The best journal money can buy. Why you ask? Well, let's talk about how we got here.
The main event. 80 pound, Vellum, and the finest journal paper there is. Why is this is the best paper? I'm glad you asked.
Paper weight is defined by how much a ream (500 sheets) of 25"x38" paper weighs. This varies due to the thickness of the paper. Your standard printer paper is 50lb and goes up to 120lb. Too thick and it flips like a new deck of cards. Too thin and you are writing on tissue paper. 80lb paper gives you the best of both worlds.
Paper feel has three main groups, Ultra-Smooth, Smooth and Vellum. Ultra-Smooth is like glass and not very porous. This is the paper you write on and the ink just sits on the page for your hand to smudge a minute later. Smooth is your standard paper, it takes ink moderately well and feels like paper. It's the disappointment of ordinary. Then, you have Vellum. Vellum is rough like a farmers hands. It soaks up ink and has a tooth to it that feels like a well-worn beloved book. This is what we all want to write on.
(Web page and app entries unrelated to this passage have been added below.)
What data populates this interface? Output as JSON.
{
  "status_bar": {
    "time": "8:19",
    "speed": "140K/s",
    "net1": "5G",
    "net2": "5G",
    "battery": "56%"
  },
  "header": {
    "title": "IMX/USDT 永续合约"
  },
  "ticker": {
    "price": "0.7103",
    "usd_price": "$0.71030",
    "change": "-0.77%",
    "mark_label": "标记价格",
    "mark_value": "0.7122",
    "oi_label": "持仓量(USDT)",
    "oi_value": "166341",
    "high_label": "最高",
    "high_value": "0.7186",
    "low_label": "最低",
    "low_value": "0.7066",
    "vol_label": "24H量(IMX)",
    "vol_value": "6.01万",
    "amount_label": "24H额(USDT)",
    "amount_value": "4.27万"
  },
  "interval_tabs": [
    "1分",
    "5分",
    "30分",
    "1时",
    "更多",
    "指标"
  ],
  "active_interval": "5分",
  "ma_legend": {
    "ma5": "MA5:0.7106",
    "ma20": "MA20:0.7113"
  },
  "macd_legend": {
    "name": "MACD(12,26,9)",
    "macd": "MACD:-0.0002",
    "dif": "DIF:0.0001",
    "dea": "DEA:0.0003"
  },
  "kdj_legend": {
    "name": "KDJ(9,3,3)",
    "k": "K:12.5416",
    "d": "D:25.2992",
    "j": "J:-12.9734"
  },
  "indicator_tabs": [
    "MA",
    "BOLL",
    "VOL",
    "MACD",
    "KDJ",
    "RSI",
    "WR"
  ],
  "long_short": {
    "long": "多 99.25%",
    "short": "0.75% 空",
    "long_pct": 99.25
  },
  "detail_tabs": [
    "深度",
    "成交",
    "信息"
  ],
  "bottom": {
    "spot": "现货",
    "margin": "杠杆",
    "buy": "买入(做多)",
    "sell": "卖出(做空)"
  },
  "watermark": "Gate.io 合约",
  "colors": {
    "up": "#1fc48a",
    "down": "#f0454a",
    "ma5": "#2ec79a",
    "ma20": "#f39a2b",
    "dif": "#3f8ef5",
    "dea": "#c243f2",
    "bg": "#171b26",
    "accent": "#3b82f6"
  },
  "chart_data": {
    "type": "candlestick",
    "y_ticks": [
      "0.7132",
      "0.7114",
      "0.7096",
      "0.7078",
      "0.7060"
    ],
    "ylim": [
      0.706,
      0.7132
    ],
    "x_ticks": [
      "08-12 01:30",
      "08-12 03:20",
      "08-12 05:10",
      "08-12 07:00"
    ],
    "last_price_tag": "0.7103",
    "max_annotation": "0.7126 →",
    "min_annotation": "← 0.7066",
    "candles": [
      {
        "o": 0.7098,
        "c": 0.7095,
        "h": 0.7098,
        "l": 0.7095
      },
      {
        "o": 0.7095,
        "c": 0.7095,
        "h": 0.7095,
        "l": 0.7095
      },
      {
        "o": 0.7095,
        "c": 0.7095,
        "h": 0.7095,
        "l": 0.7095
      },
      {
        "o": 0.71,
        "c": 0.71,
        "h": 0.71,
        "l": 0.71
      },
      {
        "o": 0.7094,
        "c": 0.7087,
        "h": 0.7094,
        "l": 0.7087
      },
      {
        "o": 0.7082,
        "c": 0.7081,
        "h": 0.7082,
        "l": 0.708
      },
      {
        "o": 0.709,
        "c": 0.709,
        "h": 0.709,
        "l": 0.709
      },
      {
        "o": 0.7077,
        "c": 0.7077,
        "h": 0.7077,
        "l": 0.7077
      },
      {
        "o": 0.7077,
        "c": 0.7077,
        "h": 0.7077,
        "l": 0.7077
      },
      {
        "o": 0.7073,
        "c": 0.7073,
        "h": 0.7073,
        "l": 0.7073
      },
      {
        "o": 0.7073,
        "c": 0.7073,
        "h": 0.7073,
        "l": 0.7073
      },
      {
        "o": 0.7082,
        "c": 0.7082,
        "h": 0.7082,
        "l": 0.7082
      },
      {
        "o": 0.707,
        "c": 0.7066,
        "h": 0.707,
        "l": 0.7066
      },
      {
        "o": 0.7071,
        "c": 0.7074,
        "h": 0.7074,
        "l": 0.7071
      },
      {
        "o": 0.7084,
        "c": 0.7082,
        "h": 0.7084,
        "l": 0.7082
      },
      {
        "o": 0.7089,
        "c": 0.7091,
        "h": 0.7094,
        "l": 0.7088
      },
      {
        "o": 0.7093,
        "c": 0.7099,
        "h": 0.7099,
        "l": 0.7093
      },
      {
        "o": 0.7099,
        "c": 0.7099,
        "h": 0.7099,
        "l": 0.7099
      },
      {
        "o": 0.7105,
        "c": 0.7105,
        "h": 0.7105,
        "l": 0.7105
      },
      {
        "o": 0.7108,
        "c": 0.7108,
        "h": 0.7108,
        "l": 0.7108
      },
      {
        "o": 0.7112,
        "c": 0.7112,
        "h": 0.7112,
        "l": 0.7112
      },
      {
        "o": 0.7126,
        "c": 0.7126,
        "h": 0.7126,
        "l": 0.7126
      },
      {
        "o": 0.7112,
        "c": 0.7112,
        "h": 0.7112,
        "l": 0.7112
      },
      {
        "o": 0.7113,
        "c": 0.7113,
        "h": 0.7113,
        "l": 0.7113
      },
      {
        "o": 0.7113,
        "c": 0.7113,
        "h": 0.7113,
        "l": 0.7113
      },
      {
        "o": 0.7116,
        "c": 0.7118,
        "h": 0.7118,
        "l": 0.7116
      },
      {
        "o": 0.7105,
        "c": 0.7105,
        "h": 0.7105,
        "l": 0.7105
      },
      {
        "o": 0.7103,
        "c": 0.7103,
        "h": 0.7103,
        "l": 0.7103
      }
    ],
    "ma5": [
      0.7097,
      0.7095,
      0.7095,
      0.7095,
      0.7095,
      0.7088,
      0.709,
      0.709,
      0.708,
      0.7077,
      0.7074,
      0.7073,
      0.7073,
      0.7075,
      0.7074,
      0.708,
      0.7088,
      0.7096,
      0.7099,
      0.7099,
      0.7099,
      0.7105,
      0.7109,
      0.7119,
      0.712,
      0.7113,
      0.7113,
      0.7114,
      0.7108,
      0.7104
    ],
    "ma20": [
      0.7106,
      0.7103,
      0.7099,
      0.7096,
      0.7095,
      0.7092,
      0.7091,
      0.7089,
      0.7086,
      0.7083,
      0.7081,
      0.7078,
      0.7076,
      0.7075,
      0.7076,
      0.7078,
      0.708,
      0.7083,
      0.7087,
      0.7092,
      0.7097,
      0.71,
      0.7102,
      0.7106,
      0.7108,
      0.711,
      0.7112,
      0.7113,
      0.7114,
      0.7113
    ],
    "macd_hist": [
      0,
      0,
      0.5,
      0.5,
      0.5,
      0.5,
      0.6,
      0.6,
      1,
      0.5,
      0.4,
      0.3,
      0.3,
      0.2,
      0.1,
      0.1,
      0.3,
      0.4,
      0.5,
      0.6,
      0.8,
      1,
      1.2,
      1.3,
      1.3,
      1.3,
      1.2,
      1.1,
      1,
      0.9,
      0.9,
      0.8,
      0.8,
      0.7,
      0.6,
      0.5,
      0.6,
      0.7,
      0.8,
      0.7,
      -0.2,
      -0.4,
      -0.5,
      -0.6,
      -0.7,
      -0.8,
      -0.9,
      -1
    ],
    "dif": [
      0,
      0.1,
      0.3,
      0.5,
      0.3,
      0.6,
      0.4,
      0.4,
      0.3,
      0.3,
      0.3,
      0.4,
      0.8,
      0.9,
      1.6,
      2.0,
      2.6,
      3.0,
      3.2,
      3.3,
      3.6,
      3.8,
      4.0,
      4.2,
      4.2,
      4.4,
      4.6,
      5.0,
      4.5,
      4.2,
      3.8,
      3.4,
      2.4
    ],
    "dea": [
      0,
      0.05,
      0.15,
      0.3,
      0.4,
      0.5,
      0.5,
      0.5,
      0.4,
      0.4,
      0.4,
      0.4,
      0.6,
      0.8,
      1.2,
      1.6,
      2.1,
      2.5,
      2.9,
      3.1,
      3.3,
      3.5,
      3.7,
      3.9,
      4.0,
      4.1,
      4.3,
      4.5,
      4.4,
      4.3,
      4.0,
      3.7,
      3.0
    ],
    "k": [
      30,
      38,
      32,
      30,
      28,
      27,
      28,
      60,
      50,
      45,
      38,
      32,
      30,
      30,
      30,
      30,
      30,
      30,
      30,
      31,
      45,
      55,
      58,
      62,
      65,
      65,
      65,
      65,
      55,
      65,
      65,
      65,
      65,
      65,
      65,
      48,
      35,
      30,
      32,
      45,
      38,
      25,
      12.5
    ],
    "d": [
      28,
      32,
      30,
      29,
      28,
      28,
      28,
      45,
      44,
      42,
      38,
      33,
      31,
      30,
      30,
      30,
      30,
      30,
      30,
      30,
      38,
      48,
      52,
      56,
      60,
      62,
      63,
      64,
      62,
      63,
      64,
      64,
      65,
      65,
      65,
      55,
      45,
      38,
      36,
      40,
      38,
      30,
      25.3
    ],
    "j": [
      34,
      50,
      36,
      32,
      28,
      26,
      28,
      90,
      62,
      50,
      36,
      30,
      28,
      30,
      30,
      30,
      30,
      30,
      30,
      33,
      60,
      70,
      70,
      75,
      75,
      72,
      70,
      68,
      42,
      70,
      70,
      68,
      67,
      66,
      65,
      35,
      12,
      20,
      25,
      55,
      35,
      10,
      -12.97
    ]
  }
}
Paper color is white, but just to make it complicated, there are all sorts of white. Ultra white blinds you when you try to write in direct sunlight, natural white is about yellow. We use a neutral white, not bright, not yellow. Appealing to the eye and easy on it.
We found Astrolite 80lb Vellum to be the ideal paper for a journal.
Astrolite is manufactured by the Monadnock Paper Company in a small town in southwestern New Hampshire. Monadnock is an eco-friendly mill and Astrolite is Forest Stewardship Council Certified and manufactured carbon neutral (VERs) using 100 percent renewable Green-e certified wind powered electricity (RECs) under a third-party certified ISO 14001 Environmental Management System.
Basically, paper done right.
Those little lines that guide your writing? Ever thought about them? We have.
For the ideal writing experience, we only print on the right-hand page leaving the left open for notes, bullets, drawings or anything you can imagine. Rather than stuff words on every side of every page, this allows your work to breathe. Giving space of notes and edits later on without cluttering the margins.
Our journals come in two varieties, ruled and dotted. For our ruled pages we wanted these guidelines to be distinct while you are writing, but not too bold where they interfere with reading. We print these lines in a Pantone Cool Gray 1 ink. It's a perfect balance.
For our dotted pages, with less ink on the page, we needed a darker ink. We found Pantone Cool Gray 8 to be a better option for the dot grid layout that allowed the dots to stand out on a blank page, but disappear while reading.
The pages are printed on a Heidelberg Offset Printer and cut and folded into the sheets you see in our books.
To create the perfect journal we wanted three things. It needed to lay flat from start to finish, bend like a journal and not stiff like a book and feel like that old book that you couldn't put down.
Over the last century, humans have created many ways to hold pages together into a book. Surprisingly, the best way is still with a needle and thread.
Our journals are Smyth Sewn. After printing, the larger sheets are cut into four smaller sheets and folded to create a signature. Ten signatures are then sewn together to make the inside of the book. This binding process is ideal for journals as it allows the book to lie flat at the natural breaks between signatures.
The signatures are then glued to the heavier cover stock that holds everything together. Generally, for clothbound books, the signatures are glued to the cloth board, but this creates a book with a stiff opening. Good for novels, not for journals.
Instead, we glue two cloth panels to the front and the back of the cover stock. This creates a nice cloth feel and gives the book some structure, but by exposing the spine, allows the book to lie flat at the beginning and the end.
The finished product is quite special.